  • Matsuura Y, Stewart M, Kawamoto M, Kamiya N, Saeki K, Yasunaga T, Wakabayashi T. Structural basis for the higher Ca(2+)-activation of the regulated actin-activated myosin ATPase observed with Dictyostelium/Tetrahymena actin chimeras. J Mol Biol. 2000 Feb 18;296(2):579-95. PMID:10669610 doi:http://dx.doi.org/10.1006/jmbi.1999.3467
  1. Haltia M, Prelli F, Ghiso J, Kiuru S, Somer H, Palo J, Frangione B. Amyloid protein in familial amyloidosis (Finnish type) is homologous to gelsolin, an actin-binding protein. Biochem Biophys Res Commun. 1990 Mar 30;167(3):927-32. PMID:2157434
  2. Maury CP, Alli K, Baumann M. Finnish hereditary amyloidosis. Amino acid sequence homology between the amyloid fibril protein and human plasma gelsoline. FEBS Lett. 1990 Jan 15;260(1):85-7. PMID:2153578
  3. Ghiso J, Haltia M, Prelli F, Novello J, Frangione B. Gelsolin variant (Asn-187) in familial amyloidosis, Finnish type. Biochem J. 1990 Dec 15;272(3):827-30. PMID:2176481
  4. de la Chapelle A, Tolvanen R, Boysen G, Santavy J, Bleeker-Wagemakers L, Maury CP, Kere J. Gelsolin-derived familial amyloidosis caused by asparagine or tyrosine substitution for aspartic acid at residue 187. Nat Genet. 1992 Oct;2(2):157-60. PMID:1338910 doi:http://dx.doi.org/10.1038/ng1092-157
  5. Kim J, Lee JE, Heynen-Genel S, Suyama E, Ono K, Lee K, Ideker T, Aza-Blanc P, Gleeson JG. Functional genomic screen for modulators of ciliogenesis and cilium length.

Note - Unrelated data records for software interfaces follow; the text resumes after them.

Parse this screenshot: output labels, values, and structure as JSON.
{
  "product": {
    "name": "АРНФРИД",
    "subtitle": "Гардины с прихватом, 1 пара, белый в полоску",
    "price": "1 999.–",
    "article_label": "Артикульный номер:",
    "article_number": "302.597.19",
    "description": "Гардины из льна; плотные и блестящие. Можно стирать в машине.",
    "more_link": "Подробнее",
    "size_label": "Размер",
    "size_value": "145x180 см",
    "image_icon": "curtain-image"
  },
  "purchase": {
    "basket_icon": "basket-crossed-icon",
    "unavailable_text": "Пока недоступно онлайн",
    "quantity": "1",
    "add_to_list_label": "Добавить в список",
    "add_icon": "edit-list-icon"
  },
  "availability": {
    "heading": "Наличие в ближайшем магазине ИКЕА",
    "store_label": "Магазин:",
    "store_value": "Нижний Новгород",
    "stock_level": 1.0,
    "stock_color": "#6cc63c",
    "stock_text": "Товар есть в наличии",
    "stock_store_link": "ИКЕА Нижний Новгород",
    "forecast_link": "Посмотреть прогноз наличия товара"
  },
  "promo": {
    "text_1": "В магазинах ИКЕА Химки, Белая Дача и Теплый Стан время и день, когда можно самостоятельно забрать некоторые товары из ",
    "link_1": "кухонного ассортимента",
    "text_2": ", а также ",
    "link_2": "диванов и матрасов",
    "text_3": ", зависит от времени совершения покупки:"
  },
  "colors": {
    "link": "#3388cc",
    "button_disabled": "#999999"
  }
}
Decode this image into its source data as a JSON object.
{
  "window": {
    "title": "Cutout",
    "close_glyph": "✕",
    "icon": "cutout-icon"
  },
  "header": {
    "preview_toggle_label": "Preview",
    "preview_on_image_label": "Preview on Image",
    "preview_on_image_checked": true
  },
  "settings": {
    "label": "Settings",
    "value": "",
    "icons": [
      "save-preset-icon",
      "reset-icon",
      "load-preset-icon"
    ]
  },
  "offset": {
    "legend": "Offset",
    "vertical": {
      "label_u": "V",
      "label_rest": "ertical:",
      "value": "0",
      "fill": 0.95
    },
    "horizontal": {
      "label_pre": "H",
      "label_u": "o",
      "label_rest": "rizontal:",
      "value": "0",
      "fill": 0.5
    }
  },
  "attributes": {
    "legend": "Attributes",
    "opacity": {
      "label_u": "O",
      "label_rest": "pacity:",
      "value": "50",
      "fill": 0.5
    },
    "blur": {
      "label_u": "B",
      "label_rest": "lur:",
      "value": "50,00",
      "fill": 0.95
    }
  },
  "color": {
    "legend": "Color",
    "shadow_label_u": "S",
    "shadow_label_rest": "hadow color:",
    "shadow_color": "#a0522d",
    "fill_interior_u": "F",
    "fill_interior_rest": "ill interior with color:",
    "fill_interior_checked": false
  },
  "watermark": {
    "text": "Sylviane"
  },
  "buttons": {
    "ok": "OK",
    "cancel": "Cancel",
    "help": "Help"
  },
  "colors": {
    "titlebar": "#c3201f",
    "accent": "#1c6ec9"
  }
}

Nature. 2010 Apr 15;464(7291):1048-51. doi: 10.1038/nature08895. PMID:20393563 doi:10.1038/nature08895

Proteopedia Page Contributors and Editors (what is this?)


Personal tools